6 medium to large oysters
1 cup celery
1 onion (or 4-5 green onions)
2 cups boiled potatoes
salt and cracked hot peppers
In a small to medium skillet, melt enough butter to sauté. Add onions and celery (or substitute celery for another seasonal vegetable, such as green beans or carrots). Cook slowly until tender. Meanwhile, hard-boil the eggs. Set aside the liquor from the oysters and then cut the oysters into the skillet using scissors. Turn up the heat to medium-low and fry oysters until they curl. Remove from heat and turn out the mixture into a greased pie plate. Roughly chop the boiled eggs and stir them in. Season to taste with salt and hot peppers, and moisten with the oyster liquor. Cover the "pie" with mashed potatoes (prepared as you wish, with or without butter, milk, etc). Bake about 20 minutes or until contents are bubbling and potato crust is lightly browned. Spread chopped parsley over the top and serve . . . we ate it with a salad and gooseberry wine from Westham Island Estate Winery.

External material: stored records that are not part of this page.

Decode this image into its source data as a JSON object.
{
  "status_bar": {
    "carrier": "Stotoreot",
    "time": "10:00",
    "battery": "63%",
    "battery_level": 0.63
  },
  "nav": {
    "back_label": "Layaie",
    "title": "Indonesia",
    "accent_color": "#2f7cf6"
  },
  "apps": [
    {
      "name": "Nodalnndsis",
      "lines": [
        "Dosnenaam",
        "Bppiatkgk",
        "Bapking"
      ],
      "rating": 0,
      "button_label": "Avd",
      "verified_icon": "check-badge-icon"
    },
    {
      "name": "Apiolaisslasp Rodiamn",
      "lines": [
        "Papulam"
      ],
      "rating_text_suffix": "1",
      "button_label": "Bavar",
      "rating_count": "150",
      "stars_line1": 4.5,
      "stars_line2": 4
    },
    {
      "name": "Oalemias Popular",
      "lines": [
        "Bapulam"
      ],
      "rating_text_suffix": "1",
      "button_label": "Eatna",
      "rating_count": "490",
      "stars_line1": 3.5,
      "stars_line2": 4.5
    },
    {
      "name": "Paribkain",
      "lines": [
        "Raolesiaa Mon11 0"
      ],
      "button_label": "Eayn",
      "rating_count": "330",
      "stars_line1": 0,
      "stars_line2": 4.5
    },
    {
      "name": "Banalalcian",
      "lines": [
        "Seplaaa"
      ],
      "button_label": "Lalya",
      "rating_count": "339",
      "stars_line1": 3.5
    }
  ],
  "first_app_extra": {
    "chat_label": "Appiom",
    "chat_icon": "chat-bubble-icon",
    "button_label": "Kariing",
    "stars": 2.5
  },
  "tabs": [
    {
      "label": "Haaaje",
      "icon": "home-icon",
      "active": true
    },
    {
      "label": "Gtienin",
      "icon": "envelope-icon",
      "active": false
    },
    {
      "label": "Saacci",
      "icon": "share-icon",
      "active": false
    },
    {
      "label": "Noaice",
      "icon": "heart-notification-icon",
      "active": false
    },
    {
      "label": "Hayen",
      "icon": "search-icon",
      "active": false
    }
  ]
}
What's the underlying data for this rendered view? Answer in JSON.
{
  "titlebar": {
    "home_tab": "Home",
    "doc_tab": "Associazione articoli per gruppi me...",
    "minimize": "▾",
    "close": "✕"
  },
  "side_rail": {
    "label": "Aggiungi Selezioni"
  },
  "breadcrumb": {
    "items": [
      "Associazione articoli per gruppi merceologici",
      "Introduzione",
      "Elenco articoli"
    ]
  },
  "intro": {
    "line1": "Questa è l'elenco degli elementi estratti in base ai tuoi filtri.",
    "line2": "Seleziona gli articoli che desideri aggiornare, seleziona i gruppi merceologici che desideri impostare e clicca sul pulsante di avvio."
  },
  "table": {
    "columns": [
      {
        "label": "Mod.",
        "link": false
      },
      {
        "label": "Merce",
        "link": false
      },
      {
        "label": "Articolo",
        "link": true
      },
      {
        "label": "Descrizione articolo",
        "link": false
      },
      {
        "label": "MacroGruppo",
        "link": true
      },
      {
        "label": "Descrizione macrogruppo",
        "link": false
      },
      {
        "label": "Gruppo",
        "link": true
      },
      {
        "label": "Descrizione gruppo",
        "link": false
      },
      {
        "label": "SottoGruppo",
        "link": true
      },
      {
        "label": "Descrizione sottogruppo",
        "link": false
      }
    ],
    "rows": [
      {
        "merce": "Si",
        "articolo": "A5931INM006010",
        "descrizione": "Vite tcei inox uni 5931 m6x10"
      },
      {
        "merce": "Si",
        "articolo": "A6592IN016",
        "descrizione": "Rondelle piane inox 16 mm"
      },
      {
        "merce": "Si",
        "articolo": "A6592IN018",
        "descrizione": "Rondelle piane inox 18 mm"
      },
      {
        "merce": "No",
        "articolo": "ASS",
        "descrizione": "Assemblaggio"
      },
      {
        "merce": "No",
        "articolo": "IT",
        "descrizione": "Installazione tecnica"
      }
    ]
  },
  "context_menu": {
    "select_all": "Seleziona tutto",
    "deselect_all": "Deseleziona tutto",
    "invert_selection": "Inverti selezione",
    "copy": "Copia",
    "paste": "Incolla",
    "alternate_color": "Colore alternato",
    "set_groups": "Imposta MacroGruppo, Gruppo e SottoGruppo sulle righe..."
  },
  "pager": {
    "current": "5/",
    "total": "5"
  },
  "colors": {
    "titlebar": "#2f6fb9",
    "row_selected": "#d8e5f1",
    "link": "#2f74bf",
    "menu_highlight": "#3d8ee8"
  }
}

Local notes: All ingredients should be readily available. Strait of Georgia oysters can be found at reputable fish shops.
Read the rest of the 100-Mile Diet Series.
Alisa Smith and J.B. MacKinnon will be writing twice a month for The Tyee about their attempt to eat well on the 100-Mile Diet. For more information on finding locally produced food visit the web site of FarmFolk/CityFolk.
Have your own wholly local recipes to share? Post them below.
Read more: Local Economy